These are activities you can do in one or two class periods to investigate a particular concept or problem. The activities contain background information and links to related sections of this site. Each activity is print-ready and references the primary national (U.S.) academic standards it meets. More will be added over time, so check back regularly.
- Average Vehicle Occupancy in Your Community
- While it is true that cars are "cleaner" than in the past, the rapid rise in the number of vehicles on the highways still creates pollution. One way to get everyone where they're going with fewer vehicles is to use alternative means of travel such as buses, trains, bicycles, and carpools. The number of people traveling divided by the number of vehicles gives us an "Average Vehicle Occupancy" or AVO. Students will determine the Average Vehicle Occupancy in their community and discuss ways to improve this number.

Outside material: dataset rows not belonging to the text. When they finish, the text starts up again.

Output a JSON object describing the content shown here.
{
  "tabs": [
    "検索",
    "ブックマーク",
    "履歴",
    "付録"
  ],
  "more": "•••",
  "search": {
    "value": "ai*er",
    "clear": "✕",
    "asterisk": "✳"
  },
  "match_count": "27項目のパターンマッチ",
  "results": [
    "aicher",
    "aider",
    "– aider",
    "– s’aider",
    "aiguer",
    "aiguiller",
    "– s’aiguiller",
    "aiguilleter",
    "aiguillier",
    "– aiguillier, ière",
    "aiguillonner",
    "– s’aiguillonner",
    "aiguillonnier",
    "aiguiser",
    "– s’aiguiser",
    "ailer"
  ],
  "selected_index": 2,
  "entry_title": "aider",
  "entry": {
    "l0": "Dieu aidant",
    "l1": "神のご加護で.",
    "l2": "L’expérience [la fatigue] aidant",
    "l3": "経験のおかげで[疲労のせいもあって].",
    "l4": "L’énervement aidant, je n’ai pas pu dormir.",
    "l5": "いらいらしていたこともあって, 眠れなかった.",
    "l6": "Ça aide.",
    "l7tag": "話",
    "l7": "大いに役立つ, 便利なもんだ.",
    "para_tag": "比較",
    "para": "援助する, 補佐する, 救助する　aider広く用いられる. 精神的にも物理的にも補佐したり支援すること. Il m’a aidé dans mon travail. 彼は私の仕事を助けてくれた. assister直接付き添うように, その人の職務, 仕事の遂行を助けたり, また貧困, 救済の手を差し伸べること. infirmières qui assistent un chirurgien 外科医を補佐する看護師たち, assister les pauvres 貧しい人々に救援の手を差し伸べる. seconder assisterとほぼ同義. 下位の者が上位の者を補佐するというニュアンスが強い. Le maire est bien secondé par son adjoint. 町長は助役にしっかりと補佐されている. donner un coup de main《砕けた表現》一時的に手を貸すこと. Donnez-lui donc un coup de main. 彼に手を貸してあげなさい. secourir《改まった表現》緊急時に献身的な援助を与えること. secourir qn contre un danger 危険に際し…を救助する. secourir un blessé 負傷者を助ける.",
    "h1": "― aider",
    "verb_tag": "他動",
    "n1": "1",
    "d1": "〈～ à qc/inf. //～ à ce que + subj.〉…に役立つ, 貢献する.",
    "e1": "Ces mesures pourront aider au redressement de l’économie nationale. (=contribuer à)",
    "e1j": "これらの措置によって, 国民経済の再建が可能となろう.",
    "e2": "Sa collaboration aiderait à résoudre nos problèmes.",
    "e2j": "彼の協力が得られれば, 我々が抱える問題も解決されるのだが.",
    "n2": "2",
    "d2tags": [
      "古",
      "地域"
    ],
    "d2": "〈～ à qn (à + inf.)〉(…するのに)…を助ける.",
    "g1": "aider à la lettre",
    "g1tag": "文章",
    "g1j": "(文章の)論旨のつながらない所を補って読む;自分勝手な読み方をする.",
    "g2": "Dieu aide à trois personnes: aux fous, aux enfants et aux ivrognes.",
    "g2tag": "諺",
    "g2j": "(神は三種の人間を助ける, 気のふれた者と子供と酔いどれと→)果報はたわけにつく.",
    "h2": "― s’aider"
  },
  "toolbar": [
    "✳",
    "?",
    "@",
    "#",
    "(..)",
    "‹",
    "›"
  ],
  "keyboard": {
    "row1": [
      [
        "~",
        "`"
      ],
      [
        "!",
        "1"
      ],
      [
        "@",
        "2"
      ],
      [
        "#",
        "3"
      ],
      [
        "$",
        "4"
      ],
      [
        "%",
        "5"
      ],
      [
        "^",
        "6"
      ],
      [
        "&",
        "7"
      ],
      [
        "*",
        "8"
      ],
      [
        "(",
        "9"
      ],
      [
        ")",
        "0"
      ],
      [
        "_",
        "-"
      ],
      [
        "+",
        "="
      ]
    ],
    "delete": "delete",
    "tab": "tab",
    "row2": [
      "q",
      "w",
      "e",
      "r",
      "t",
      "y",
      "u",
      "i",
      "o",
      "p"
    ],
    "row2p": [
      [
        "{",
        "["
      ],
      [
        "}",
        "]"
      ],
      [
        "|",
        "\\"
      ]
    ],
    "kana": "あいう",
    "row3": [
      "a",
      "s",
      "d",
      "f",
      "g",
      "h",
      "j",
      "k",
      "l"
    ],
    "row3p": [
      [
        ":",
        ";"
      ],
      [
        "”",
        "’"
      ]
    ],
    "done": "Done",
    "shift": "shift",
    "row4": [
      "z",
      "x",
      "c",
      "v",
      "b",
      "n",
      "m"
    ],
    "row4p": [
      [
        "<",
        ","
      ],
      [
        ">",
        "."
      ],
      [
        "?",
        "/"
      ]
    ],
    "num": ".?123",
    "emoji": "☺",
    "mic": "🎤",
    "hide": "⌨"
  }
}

- Exploring Air Issues: A Community Survey
- Is air pollution a problem in your community? How do students travel to school? What do your neighbors think of carpooling? What are they willing to do to reduce pollution? How does your community compare to others in the state? Students will develop, administer, and analyze a survey to determine attitudes toward transportation and air pollution.
- Pounds of Pollution
- Air pollution is a difficult concept to grasp. We often can't see it! You know that air has weight, but how much of a gas is a pound? Students will calculate the weight of various pollutants, and set up a display of 2-liter soda bottles to visualize the amount of air pollution emitted by a car each year.
- Students will become familiar with the history, current use and the possible future of the automobile. They will investigate their community to determine the Average Vehicle Occupancy. The students will also determine how their family uses their own vehicles. They will conclude by suggesting ways to reduce auto air emissions and describing a future transit system or vehicle.
- Milkweed Monitoring
- This project uses milkweed plants, which grow in many places around the world, as bio-indicators of a type of air pollution called ground-level ozone. Ground-level ozone is a volatile chemical that reacts with things it comes into contact with - like plant tissue, lung tissue, and mucus membranes. Students will conduct a field biomonitoring study and relate their results to air pollution levels in their community.
- XRT Suggested further reading/resources for educators: The bibliography—a list of books, articles, Web sites, and other resources we think are useful to educators.